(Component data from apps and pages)
- - - - - - -

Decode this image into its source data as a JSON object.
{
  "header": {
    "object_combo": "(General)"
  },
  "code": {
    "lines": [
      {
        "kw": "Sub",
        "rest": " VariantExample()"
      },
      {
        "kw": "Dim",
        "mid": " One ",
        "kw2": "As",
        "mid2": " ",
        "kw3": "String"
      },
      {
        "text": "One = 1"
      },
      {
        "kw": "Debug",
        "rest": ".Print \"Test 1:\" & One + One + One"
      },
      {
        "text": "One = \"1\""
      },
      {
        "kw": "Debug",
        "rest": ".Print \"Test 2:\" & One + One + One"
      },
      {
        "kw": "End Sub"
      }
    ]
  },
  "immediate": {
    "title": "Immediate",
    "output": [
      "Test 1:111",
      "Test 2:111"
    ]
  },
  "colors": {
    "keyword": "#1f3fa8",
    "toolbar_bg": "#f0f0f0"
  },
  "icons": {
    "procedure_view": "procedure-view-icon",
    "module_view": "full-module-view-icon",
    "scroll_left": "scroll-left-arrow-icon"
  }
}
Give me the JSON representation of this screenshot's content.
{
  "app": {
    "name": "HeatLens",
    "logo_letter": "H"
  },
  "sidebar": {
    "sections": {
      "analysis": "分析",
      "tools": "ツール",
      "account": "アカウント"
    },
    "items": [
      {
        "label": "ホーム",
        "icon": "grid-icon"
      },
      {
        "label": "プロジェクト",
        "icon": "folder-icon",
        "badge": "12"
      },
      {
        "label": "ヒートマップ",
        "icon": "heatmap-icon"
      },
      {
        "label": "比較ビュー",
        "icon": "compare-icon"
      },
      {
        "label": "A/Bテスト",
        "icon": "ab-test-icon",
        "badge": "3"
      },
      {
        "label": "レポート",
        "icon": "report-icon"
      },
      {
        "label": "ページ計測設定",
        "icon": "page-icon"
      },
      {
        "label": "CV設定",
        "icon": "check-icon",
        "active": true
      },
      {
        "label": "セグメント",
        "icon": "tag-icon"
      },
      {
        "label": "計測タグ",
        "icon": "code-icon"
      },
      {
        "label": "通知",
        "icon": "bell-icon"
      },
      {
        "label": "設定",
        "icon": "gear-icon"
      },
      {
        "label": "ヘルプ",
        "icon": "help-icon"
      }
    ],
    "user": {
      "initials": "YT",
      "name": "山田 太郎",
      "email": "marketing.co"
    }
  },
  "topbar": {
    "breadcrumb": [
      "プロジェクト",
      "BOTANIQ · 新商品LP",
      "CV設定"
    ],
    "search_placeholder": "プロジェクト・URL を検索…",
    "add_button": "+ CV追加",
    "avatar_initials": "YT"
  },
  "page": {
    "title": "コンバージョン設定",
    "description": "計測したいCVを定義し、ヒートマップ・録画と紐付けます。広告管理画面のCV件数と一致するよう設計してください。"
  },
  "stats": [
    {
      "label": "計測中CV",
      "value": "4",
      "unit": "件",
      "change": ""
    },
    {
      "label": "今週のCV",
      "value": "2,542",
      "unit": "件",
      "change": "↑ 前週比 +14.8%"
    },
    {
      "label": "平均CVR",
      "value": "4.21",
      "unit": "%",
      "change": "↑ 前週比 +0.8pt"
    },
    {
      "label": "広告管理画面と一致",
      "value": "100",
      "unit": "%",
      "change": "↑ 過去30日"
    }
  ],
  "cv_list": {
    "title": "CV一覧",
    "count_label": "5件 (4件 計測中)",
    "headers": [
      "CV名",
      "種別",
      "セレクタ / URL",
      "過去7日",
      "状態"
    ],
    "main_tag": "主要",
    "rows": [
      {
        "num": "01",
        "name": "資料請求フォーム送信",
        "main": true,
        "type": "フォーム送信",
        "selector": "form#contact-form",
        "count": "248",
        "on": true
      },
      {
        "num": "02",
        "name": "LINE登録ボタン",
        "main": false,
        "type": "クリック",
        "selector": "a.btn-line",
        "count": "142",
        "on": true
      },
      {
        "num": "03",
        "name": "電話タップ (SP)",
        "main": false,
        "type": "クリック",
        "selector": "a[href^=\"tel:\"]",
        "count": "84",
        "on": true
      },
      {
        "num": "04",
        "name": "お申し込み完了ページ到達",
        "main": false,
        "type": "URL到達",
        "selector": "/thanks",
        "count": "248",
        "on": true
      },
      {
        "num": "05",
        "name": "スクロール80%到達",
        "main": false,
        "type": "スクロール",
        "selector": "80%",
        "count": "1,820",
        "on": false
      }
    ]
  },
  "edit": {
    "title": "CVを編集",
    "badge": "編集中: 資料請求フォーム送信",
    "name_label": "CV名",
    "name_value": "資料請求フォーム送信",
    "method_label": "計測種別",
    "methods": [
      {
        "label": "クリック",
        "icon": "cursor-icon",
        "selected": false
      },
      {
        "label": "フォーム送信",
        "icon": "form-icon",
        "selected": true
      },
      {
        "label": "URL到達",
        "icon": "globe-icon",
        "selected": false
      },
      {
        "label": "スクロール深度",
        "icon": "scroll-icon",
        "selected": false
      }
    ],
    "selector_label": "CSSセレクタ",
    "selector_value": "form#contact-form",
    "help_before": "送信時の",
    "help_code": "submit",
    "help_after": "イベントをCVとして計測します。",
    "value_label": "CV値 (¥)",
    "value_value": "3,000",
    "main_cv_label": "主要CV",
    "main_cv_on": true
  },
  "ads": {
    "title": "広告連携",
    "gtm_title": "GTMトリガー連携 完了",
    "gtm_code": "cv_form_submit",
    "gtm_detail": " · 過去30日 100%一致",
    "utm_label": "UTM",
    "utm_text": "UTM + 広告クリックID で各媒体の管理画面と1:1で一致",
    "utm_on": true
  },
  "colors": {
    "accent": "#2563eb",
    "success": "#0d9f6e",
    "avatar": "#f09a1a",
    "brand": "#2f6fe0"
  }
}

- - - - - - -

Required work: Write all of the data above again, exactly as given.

Output for this task:
Decode this image into its source data as a JSON object.
{
  "header": {
    "object_combo": "(General)"
  },
  "code": {
    "lines": [
      {
        "kw": "Sub",
        "rest": " VariantExample()"
      },
      {
        "kw": "Dim",
        "mid": " One ",
        "kw2": "As",
        "mid2": " ",
        "kw3": "String"
      },
      {
        "text": "One = 1"
      },
      {
        "kw": "Debug",
        "rest": ".Print \"Test 1:\" & One + One + One"
      },
      {
        "text": "One = \"1\""
      },
      {
        "kw": "Debug",
        "rest": ".Print \"Test 2:\" & One + One + One"
      },
      {
        "kw": "End Sub"
      }
    ]
  },
  "immediate": {
    "title": "Immediate",
    "output": [
      "Test 1:111",
      "Test 2:111"
    ]
  },
  "colors": {
    "keyword": "#1f3fa8",
    "toolbar_bg": "#f0f0f0"
  },
  "icons": {
    "procedure_view": "procedure-view-icon",
    "module_view": "full-module-view-icon",
    "scroll_left": "scroll-left-arrow-icon"
  }
}
Give me the JSON representation of this screenshot's content.
{
  "app": {
    "name": "HeatLens",
    "logo_letter": "H"
  },
  "sidebar": {
    "sections": {
      "analysis": "分析",
      "tools": "ツール",
      "account": "アカウント"
    },
    "items": [
      {
        "label": "ホーム",
        "icon": "grid-icon"
      },
      {
        "label": "プロジェクト",
        "icon": "folder-icon",
        "badge": "12"
      },
      {
        "label": "ヒートマップ",
        "icon": "heatmap-icon"
      },
      {
        "label": "比較ビュー",
        "icon": "compare-icon"
      },
      {
        "label": "A/Bテスト",
        "icon": "ab-test-icon",
        "badge": "3"
      },
      {
        "label": "レポート",
        "icon": "report-icon"
      },
      {
        "label": "ページ計測設定",
        "icon": "page-icon"
      },
      {
        "label": "CV設定",
        "icon": "check-icon",
        "active": true
      },
      {
        "label": "セグメント",
        "icon": "tag-icon"
      },
      {
        "label": "計測タグ",
        "icon": "code-icon"
      },
      {
        "label": "通知",
        "icon": "bell-icon"
      },
      {
        "label": "設定",
        "icon": "gear-icon"
      },
      {
        "label": "ヘルプ",
        "icon": "help-icon"
      }
    ],
    "user": {
      "initials": "YT",
      "name": "山田 太郎",
      "email": "marketing.co"
    }
  },
  "topbar": {
    "breadcrumb": [
      "プロジェクト",
      "BOTANIQ · 新商品LP",
      "CV設定"
    ],
    "search_placeholder": "プロジェクト・URL を検索…",
    "add_button": "+ CV追加",
    "avatar_initials": "YT"
  },
  "page": {
    "title": "コンバージョン設定",
    "description": "計測したいCVを定義し、ヒートマップ・録画と紐付けます。広告管理画面のCV件数と一致するよう設計してください。"
  },
  "stats": [
    {
      "label": "計測中CV",
      "value": "4",
      "unit": "件",
      "change": ""
    },
    {
      "label": "今週のCV",
      "value": "2,542",
      "unit": "件",
      "change": "↑ 前週比 +14.8%"
    },
    {
      "label": "平均CVR",
      "value": "4.21",
      "unit": "%",
      "change": "↑ 前週比 +0.8pt"
    },
    {
      "label": "広告管理画面と一致",
      "value": "100",
      "unit": "%",
      "change": "↑ 過去30日"
    }
  ],
  "cv_list": {
    "title": "CV一覧",
    "count_label": "5件 (4件 計測中)",
    "headers": [
      "CV名",
      "種別",
      "セレクタ / URL",
      "過去7日",
      "状態"
    ],
    "main_tag": "主要",
    "rows": [
      {
        "num": "01",
        "name": "資料請求フォーム送信",
        "main": true,
        "type": "フォーム送信",
        "selector": "form#contact-form",
        "count": "248",
        "on": true
      },
      {
        "num": "02",
        "name": "LINE登録ボタン",
        "main": false,
        "type": "クリック",
        "selector": "a.btn-line",
        "count": "142",
        "on": true
      },
      {
        "num": "03",
        "name": "電話タップ (SP)",
        "main": false,
        "type": "クリック",
        "selector": "a[href^=\"tel:\"]",
        "count": "84",
        "on": true
      },
      {
        "num": "04",
        "name": "お申し込み完了ページ到達",
        "main": false,
        "type": "URL到達",
        "selector": "/thanks",
        "count": "248",
        "on": true
      },
      {
        "num": "05",
        "name": "スクロール80%到達",
        "main": false,
        "type": "スクロール",
        "selector": "80%",
        "count": "1,820",
        "on": false
      }
    ]
  },
  "edit": {
    "title": "CVを編集",
    "badge": "編集中: 資料請求フォーム送信",
    "name_label": "CV名",
    "name_value": "資料請求フォーム送信",
    "method_label": "計測種別",
    "methods": [
      {
        "label": "クリック",
        "icon": "cursor-icon",
        "selected": false
      },
      {
        "label": "フォーム送信",
        "icon": "form-icon",
        "selected": true
      },
      {
        "label": "URL到達",
        "icon": "globe-icon",
        "selected": false
      },
      {
        "label": "スクロール深度",
        "icon": "scroll-icon",
        "selected": false
      }
    ],
    "selector_label": "CSSセレクタ",
    "selector_value": "form#contact-form",
    "help_before": "送信時の",
    "help_code": "submit",
    "help_after": "イベントをCVとして計測します。",
    "value_label": "CV値 (¥)",
    "value_value": "3,000",
    "main_cv_label": "主要CV",
    "main_cv_on": true
  },
  "ads": {
    "title": "広告連携",
    "gtm_title": "GTMトリガー連携 完了",
    "gtm_code": "cv_form_submit",
    "gtm_detail": " · 過去30日 100%一致",
    "utm_label": "UTM",
    "utm_text": "UTM + 広告クリックID で各媒体の管理画面と1:1で一致",
    "utm_on": true
  },
  "colors": {
    "accent": "#2563eb",
    "success": "#0d9f6e",
    "avatar": "#f09a1a",
    "brand": "#2f6fe0"
  }
}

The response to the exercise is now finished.